AIM OF THE EXERCISE ▸ The answer should be an exact copy of the data.
──────── INPUT DATA
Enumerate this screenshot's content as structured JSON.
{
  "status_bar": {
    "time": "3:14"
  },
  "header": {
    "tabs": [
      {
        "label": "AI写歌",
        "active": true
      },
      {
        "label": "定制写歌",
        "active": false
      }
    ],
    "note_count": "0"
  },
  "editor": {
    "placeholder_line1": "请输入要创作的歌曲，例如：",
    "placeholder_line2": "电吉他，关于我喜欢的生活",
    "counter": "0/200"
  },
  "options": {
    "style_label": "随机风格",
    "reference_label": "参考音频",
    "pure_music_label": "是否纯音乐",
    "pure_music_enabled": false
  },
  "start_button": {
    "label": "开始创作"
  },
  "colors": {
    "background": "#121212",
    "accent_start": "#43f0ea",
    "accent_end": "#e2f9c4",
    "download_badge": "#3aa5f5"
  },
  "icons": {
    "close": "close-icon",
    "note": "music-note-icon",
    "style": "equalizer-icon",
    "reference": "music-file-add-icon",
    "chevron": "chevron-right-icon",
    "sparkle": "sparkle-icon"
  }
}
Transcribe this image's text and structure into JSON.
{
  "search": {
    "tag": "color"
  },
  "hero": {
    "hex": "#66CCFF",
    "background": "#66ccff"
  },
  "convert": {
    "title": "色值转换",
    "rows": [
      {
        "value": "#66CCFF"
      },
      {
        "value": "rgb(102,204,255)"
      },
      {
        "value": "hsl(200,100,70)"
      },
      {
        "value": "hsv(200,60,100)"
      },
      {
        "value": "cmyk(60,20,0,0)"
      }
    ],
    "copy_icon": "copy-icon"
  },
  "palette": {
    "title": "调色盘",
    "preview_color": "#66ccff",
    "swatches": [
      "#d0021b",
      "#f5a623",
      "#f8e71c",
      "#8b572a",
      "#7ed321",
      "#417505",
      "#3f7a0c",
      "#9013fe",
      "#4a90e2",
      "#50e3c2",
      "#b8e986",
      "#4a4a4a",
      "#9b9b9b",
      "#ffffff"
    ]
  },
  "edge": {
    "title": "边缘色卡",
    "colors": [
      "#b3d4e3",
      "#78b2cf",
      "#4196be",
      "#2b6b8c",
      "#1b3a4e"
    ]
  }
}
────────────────
SOLUTION BELOW ▸
Enumerate this screenshot's content as structured JSON.
{
  "status_bar": {
    "time": "3:14"
  },
  "header": {
    "tabs": [
      {
        "label": "AI写歌",
        "active": true
      },
      {
        "label": "定制写歌",
        "active": false
      }
    ],
    "note_count": "0"
  },
  "editor": {
    "placeholder_line1": "请输入要创作的歌曲，例如：",
    "placeholder_line2": "电吉他，关于我喜欢的生活",
    "counter": "0/200"
  },
  "options": {
    "style_label": "随机风格",
    "reference_label": "参考音频",
    "pure_music_label": "是否纯音乐",
    "pure_music_enabled": false
  },
  "start_button": {
    "label": "开始创作"
  },
  "colors": {
    "background": "#121212",
    "accent_start": "#43f0ea",
    "accent_end": "#e2f9c4",
    "download_badge": "#3aa5f5"
  },
  "icons": {
    "close": "close-icon",
    "note": "music-note-icon",
    "style": "equalizer-icon",
    "reference": "music-file-add-icon",
    "chevron": "chevron-right-icon",
    "sparkle": "sparkle-icon"
  }
}
Transcribe this image's text and structure into JSON.
{
  "search": {
    "tag": "color"
  },
  "hero": {
    "hex": "#66CCFF",
    "background": "#66ccff"
  },
  "convert": {
    "title": "色值转换",
    "rows": [
      {
        "value": "#66CCFF"
      },
      {
        "value": "rgb(102,204,255)"
      },
      {
        "value": "hsl(200,100,70)"
      },
      {
        "value": "hsv(200,60,100)"
      },
      {
        "value": "cmyk(60,20,0,0)"
      }
    ],
    "copy_icon": "copy-icon"
  },
  "palette": {
    "title": "调色盘",
    "preview_color": "#66ccff",
    "swatches": [
      "#d0021b",
      "#f5a623",
      "#f8e71c",
      "#8b572a",
      "#7ed321",
      "#417505",
      "#3f7a0c",
      "#9013fe",
      "#4a90e2",
      "#50e3c2",
      "#b8e986",
      "#4a4a4a",
      "#9b9b9b",
      "#ffffff"
    ]
  },
  "edge": {
    "title": "边缘色卡",
    "colors": [
      "#b3d4e3",
      "#78b2cf",
      "#4196be",
      "#2b6b8c",
      "#1b3a4e"
    ]
  }
}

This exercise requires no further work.